by Norman Robbins and Kevin Martin
The risk of war with Iran has increased. The US rejection of the nuclear swap arranged by Brazil and Turkey, the recent arrival of Israeli and American nuclear armed submarines in the Persian Gulf, Obama’s exclusion of Iran from previous agreements that nuclear states would not use nuclear weapons against non-nuclear states, the impending doubling of US carrier task forces in the Gulf, and the upgrading of an U.S. airbase in Afghanistan 30 km from the Iranian border — all signal or increase the likelihood of an intentional or unintentional clash.
In addition, Israeli officials have said that if there was no progress in stopping Iran’s uranium enrichment by this summer or fall, they would consider an attack. Since hardly a single Iran expert expects sanctions to stop Iran from enriching uranium, this redline moment is bound to arrive unless cooler heads prevail. The failure of the President or Congress to back an impartial UN investigation of the Gaza Freedom Flotilla events, assures Israel that the US would likewise treat an attack on Iran as “self-defense”.
There is almost no media discussion of the inevitability of US forces being involved in the aftermath of an Israeli attack, or the price in lives and treasure we would pay (this raises a seemingly taboo subject, that Israel’s and the United States’ interests are not necessarily always identical). Lastly, Congress may well pass legislation which would cut gasoline supplies to Iran — hurting civilians, forcing reformist Iranians to unite with the hardliners, and further increasing tensions.
How did we arrive at this tinderbox moment? Whether the risk of a disastrous war is 10% or 40%, what can we do to de-escalate and still move toward the goal of preventing Iran from developing a nuclear weapon?
As in the run-up to the Iraq war, the American mainstream media persist in presenting one “common wisdom” view about Iran, regardless of the real facts and options. As a result, most Americans do not know:
- that Iran’s per capita military spending is miniscule compared to that of the US, Israel, and Turkey;

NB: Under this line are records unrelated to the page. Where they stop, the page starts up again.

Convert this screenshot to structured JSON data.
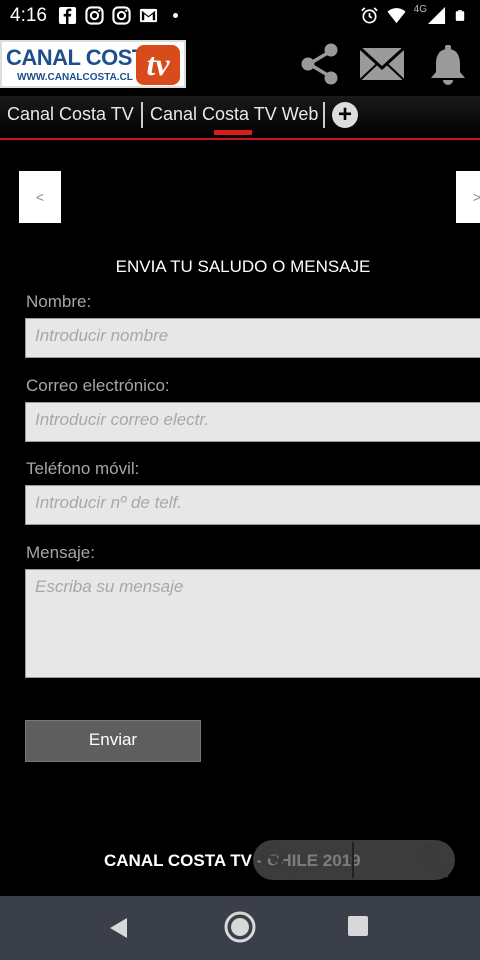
{
  "status_bar": {
    "time": "4:16",
    "network_label": "4G",
    "left_icons": [
      "facebook-icon",
      "instagram-icon",
      "instagram-icon",
      "gmail-icon",
      "dot-icon"
    ],
    "right_icons": [
      "alarm-icon",
      "wifi-icon",
      "signal-icon",
      "battery-icon"
    ]
  },
  "header": {
    "logo_main": "CANAL COSTA",
    "logo_tv": "tv",
    "logo_url": "WWW.CANALCOSTA.CL",
    "icons": [
      "share-icon",
      "mail-icon",
      "bell-icon"
    ]
  },
  "tabs": {
    "items": [
      {
        "label": "Canal Costa TV"
      },
      {
        "label": "Canal Costa TV Web"
      }
    ],
    "add_label": "+"
  },
  "nav_buttons": {
    "prev": "<",
    "next": ">"
  },
  "form": {
    "title": "ENVIA TU SALUDO O MENSAJE",
    "fields": [
      {
        "label": "Nombre:",
        "placeholder": "Introducir nombre"
      },
      {
        "label": "Correo electrónico:",
        "placeholder": "Introducir correo electr."
      },
      {
        "label": "Teléfono móvil:",
        "placeholder": "Introducir nº de telf."
      },
      {
        "label": "Mensaje:",
        "placeholder": "Escriba su mensaje"
      }
    ],
    "submit_label": "Enviar"
  },
  "footer": {
    "text": "CANAL COSTA TV  -  CHILE 2019"
  },
  "colors": {
    "accent_red": "#c8141e",
    "logo_blue": "#1c4f8c",
    "logo_orange": "#d94b1a"
  }
}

- that US intelligence and even some prominent Israeli leaders do not believe Iran would launch a suicidal attack on Israel;
- that the nuclear swap agreement with Brazil and Turkey, while not stopping enrichment, could prevent Iran from enriching uranium to 20% for its medical reactor and could establish a precedent of Iran sending its enriched uranium outside the country for conversion to fuel rods under tight international inspection;
- that Iran has repeatedly expressed interest in an international or capped enrichment program within Iran in return for intrusive inspections, which arms control experts say is the best insurance against a nuclear weapons program. This option seems far better than more futile sanctions, war, deterrence, or acceptance of an Iranian nuclear weapon;
- that Iran backs a nuclear weapons-free Middle East, which would require intrusive inspections in all participating countries if it is to work;
- that Middle East experts repeatedly point out that Iran and the U.S. have strong common interests in stabilizing Iraq and Afghanistan, which could save American and civilian lives and reduce our expenditures, if only there could be a nuclear agreement as well, and
- that indirectly or directly, an Israeli attack on Iran would endanger American forces in Iraq and Afghanistan, de-stabilize those countries still further, increase terrorism recruitment, hike gas and food prices, depress our economy, and suck money and attention away from desperate needs here at home.
Perhaps the most important lasting solution, which might well have other benefits in the realm of peace-building, would be the establishment of a nuclear weapons-free, indeed a weapons of mass destruction-free, zone in the Middle East. Israel’s unacknowledged nuclear arsenal of at least 200 warheads will likely not be disposed in any other, less comprehensive fashion. While we advocate the global elimination of nuclear weapons, ridding one of the world’s most troubled regions of the world’s worst weapons should be an urgent, near-term priority. The consensus report from last month’s Nuclear Non-Proliferation Treaty Review Conference called for a conference on a Middle East Nuclear Weapons Free Zone to be held in 2012. The U.S. complained, and Israel was mum, as it is not a party to the treaty, but both countries should seize the opportunity presented by this call, rather than continue to block progress toward this long-sought goal.
Here’s what we can do to prevent a disastrous war with Iran, and still respect the security interests of all parties:
- Get informed: See further background and references at: http://www.peace-action.org/Iran/index.html
- Don’t miss any opportunity to explain the better solutions to the Iranian nuclear issue than sanctions or war;
- Stay alert to mainstream reports that leave out critical information or provide misleading information (an almost daily occurrence), and respond with letters to the Editor or call in, as appropriate;
- Call or write a personal letter to your Senators and Congress people, to counter their cave-in to unbalanced media reports or pressure groups.
Norman Robbins is an Emeritus Professor at Case Western Reserve University, Cleveland, Ohio and Iran consultant to Cleveland Peace Action. Kevin Martin is Executive Director of Peace Action, the country’s largest peace and disarmament organization with 100,000 members. www.peace-action.org